Gurugram-based Process9 has been funded by the Indian Angel Network (IAN). It works with various mobile device manufacturers and ecommerce companies such as Gionee, Lava, Intex, iBall, etc, among others, to translate their content into Indian languages. It supports nine Indian languages including Hindi, Marathi, Gujarati, Punjabi, Bengali, Assamese, and Oriya.
vPhrase: This Mumbai-based analytics startup was founded by Neerav Parekh in 2015. It aims to bring NLG (Natural Language Generation) to make company reports more insightful. Its Artificial Intelligence (AI)-based platform ‘Phrazor’ analyses data, derives insights, and communicates these insights in multiple Indian languages.
‘Phrazor’ works with banks, brokerage firms, healthcare, CPG companies, and others. The price ranges from Rs 10 per narrative to Rs 2,500 per narrative per report depending on the complexity. The startup raised a seed round with an undisclosed amount from multiple investors like Venture Catalysts, Microsoft Accelerator, among others.

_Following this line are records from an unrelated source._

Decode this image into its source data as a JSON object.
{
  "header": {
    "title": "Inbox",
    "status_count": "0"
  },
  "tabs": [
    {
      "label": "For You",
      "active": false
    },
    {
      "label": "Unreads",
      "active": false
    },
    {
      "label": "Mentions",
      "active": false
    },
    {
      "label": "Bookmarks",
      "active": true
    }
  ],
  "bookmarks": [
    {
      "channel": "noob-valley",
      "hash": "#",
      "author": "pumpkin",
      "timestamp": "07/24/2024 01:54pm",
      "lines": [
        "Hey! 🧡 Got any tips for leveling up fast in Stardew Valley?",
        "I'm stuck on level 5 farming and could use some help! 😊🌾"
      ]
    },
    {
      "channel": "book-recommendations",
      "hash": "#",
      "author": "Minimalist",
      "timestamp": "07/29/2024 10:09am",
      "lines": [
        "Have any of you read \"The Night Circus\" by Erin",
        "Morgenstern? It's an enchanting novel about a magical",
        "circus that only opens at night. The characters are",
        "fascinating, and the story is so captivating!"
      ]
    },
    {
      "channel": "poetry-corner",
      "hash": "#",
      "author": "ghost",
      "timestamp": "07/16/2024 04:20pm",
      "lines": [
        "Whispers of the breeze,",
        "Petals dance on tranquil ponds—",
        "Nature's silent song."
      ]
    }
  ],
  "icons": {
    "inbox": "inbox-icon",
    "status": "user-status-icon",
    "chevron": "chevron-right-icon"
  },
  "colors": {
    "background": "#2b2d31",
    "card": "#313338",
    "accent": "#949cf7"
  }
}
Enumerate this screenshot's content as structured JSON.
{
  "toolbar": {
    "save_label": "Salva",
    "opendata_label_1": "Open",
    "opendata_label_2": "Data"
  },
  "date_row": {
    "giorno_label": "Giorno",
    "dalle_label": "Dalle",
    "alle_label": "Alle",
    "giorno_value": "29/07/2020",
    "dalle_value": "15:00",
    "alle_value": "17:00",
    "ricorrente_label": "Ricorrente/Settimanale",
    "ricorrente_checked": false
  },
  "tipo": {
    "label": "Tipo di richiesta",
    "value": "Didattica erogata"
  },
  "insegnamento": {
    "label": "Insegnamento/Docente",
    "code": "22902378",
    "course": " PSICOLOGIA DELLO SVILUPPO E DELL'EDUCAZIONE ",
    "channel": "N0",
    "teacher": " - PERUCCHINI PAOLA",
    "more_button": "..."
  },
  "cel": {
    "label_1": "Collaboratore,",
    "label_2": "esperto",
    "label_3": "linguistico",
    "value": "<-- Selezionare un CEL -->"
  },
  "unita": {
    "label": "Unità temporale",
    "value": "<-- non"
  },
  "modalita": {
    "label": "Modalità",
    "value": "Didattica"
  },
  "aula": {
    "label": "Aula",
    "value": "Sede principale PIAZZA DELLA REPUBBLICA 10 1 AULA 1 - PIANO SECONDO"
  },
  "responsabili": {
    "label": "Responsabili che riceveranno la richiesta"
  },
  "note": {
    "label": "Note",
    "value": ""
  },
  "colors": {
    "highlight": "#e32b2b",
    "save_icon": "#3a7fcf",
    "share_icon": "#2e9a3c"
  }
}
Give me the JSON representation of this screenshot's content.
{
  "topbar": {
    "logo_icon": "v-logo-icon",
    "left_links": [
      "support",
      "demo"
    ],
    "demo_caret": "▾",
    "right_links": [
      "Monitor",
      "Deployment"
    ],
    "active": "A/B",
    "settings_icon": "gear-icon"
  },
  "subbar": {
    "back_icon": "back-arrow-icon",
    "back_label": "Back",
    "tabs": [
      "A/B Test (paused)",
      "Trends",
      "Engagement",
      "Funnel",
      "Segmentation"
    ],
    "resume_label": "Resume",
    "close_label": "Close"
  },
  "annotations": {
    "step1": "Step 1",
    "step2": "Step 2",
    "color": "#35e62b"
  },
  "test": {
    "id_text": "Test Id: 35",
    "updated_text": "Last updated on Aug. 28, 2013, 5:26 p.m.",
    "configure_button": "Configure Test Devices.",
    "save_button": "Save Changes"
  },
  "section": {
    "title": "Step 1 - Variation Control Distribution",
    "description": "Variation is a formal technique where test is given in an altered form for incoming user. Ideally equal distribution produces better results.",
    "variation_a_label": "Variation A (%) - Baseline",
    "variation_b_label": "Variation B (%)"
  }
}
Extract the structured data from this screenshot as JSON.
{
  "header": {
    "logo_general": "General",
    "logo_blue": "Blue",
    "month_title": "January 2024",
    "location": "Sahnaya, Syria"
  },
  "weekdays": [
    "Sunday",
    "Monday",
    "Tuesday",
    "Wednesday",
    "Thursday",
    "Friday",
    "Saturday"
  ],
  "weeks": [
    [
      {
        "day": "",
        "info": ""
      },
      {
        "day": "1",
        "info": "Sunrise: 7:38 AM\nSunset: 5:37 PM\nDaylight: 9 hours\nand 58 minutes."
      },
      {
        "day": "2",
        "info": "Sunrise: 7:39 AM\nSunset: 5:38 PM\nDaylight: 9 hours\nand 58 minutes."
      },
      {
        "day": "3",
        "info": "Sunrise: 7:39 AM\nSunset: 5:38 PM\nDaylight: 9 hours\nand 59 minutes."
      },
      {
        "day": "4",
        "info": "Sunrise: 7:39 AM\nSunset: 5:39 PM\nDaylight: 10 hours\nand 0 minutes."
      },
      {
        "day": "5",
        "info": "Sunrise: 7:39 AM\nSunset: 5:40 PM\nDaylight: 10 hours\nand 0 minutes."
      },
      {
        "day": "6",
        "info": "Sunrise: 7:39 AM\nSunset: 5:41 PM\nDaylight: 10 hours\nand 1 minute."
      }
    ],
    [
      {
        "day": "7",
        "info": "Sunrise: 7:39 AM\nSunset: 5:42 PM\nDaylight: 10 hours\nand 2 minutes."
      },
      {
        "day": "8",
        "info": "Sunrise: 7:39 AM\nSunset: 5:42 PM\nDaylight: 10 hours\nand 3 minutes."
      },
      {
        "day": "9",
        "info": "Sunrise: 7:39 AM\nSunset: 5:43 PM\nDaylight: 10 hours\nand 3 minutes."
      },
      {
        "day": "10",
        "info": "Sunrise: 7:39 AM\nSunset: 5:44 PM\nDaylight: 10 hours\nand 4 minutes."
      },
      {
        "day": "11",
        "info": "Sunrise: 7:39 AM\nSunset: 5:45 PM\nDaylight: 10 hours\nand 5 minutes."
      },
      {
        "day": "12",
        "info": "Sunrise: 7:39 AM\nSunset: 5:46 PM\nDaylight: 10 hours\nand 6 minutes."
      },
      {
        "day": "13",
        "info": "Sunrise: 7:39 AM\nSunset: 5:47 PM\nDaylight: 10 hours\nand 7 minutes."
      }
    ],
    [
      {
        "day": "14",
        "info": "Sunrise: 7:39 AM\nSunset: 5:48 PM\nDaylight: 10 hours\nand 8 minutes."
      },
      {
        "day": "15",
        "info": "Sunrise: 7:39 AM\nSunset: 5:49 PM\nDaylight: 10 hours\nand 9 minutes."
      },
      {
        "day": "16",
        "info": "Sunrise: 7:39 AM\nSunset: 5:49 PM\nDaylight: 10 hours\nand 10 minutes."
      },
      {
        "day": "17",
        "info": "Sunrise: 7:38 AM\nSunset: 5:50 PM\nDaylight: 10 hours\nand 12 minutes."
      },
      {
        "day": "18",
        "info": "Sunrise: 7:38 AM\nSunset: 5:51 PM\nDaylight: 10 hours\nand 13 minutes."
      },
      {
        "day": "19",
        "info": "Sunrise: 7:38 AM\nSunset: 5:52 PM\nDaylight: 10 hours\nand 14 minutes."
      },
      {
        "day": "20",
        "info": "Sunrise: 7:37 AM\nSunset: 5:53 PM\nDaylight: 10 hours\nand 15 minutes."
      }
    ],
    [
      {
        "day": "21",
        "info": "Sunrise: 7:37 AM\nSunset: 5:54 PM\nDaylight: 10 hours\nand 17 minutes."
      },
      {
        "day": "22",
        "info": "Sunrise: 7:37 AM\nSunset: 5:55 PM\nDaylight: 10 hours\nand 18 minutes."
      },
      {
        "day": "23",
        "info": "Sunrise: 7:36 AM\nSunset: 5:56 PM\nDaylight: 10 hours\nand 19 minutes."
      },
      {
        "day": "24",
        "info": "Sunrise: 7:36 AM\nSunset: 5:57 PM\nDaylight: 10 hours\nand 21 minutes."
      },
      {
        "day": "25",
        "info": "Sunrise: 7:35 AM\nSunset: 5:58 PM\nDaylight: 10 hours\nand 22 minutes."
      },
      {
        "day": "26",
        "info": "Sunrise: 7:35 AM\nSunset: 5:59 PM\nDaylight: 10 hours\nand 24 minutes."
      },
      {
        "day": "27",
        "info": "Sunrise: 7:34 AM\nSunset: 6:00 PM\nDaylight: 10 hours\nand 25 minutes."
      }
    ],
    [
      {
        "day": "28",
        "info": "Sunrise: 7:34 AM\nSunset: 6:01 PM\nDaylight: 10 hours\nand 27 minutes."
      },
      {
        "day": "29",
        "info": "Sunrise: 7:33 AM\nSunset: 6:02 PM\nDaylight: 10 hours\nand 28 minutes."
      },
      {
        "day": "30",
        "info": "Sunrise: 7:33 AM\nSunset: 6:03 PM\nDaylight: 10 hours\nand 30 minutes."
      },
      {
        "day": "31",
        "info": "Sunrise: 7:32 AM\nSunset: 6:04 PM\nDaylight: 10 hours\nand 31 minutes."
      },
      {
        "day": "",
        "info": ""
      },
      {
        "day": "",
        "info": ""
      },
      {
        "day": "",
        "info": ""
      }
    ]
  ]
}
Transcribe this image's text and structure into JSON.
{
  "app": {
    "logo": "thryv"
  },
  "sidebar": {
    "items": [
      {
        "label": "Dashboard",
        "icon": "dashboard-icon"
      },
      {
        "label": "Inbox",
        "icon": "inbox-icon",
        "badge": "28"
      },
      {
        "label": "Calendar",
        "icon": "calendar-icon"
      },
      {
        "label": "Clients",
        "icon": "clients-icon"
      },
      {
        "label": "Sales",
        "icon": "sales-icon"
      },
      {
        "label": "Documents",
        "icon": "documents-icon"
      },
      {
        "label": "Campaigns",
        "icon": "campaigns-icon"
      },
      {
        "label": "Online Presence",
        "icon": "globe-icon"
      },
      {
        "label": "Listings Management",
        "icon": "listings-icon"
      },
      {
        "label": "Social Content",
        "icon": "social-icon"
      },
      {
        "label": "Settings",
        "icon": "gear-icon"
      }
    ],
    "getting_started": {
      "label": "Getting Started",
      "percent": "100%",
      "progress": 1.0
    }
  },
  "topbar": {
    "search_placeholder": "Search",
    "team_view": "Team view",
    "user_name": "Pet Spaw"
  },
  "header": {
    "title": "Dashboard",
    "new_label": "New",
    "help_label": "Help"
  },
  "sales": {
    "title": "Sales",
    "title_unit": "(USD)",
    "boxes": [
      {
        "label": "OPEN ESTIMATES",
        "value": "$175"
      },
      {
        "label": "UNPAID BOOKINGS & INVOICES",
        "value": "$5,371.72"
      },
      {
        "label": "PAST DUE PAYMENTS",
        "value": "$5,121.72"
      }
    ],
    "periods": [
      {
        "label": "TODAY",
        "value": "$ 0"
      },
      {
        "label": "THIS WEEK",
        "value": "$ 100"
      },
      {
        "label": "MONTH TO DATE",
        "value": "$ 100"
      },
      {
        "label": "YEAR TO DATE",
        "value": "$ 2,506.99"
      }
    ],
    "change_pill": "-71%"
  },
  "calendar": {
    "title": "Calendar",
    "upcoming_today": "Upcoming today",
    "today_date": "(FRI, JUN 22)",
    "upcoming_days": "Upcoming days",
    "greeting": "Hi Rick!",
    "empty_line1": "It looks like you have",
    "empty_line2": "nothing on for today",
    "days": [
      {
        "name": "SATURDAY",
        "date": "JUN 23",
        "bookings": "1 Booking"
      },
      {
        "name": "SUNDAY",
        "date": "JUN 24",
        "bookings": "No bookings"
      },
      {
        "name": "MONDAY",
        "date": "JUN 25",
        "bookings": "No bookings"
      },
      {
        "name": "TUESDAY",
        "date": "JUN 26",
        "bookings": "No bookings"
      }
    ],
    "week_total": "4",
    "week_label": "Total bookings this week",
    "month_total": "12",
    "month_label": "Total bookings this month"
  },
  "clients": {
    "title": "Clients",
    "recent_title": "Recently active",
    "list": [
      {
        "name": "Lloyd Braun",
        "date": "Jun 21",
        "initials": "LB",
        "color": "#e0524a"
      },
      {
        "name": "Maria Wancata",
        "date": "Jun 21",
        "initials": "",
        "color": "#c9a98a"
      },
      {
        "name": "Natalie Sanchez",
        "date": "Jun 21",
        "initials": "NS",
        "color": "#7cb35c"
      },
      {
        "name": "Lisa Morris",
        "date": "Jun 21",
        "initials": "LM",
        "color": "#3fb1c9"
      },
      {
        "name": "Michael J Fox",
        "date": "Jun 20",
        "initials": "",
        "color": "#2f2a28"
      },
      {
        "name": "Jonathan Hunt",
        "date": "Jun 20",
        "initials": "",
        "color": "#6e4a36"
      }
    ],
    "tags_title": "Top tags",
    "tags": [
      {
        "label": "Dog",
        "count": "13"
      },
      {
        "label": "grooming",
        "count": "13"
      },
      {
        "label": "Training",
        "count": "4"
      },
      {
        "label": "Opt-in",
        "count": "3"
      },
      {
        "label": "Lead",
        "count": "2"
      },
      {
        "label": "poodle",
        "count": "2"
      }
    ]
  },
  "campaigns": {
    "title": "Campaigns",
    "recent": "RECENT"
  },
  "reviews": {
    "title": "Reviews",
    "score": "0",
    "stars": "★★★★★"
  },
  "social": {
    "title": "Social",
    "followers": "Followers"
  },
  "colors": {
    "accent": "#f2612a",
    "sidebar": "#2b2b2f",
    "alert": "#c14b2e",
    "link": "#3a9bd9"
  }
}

Senseforth: This Bengaluru-based startup offers a human-like conversation platform powered by AI, and can address queries efficiently. Senseforth’s algorithms use techniques like natural language processing, Machine Learning (ML), semantic search etc, to machine-read text, extract relevant information and generate insights.
It enables companies in banking, healthcare, telecom, ecommerce, travel, and others, by providing the best customer experience. Senseforth was founded by Sridhar Marri, Krishna Kadiri and Ritesh Radhakrishna in 2012, and the company raised $450,000 in 2017 from an undisclosed investor.
Indus OS: Founded by Akash Dongre, Rakesh Deshmukh, and Sudhir Bangarambandi in 2014, Mumbai-based Indus OS is a regional smartphone operating system that connects over 100 million users to the internet. It runs over 400,000 apps in 23 Indian languages. It has raised $13 million from Omidyar Network, Ventureast, and JSW Ventures. Indus OS currently has a user base of over 10 million across 100+ smartphone models from popular brands such as Micromax, Intex, Karbonn, Gionee, Itel, Celkon, and Swipe.
Reverie: Bengaluru-based Reverie provides regional language capabilities to devices manufacturers – mobile manufacturers, tablets, set-top boxes, games, and application developers. The Reverie language platform delivers static and dynamic content from apps and web portals in multiple languages in real-time. Founded by Arvind Pani, Sachindra K Mohanty, and Vivekananda Pani in 2009, Reverie has raised a total of $4million from Aspada, Qualcomm Ventures, and Microsoft Accelerator.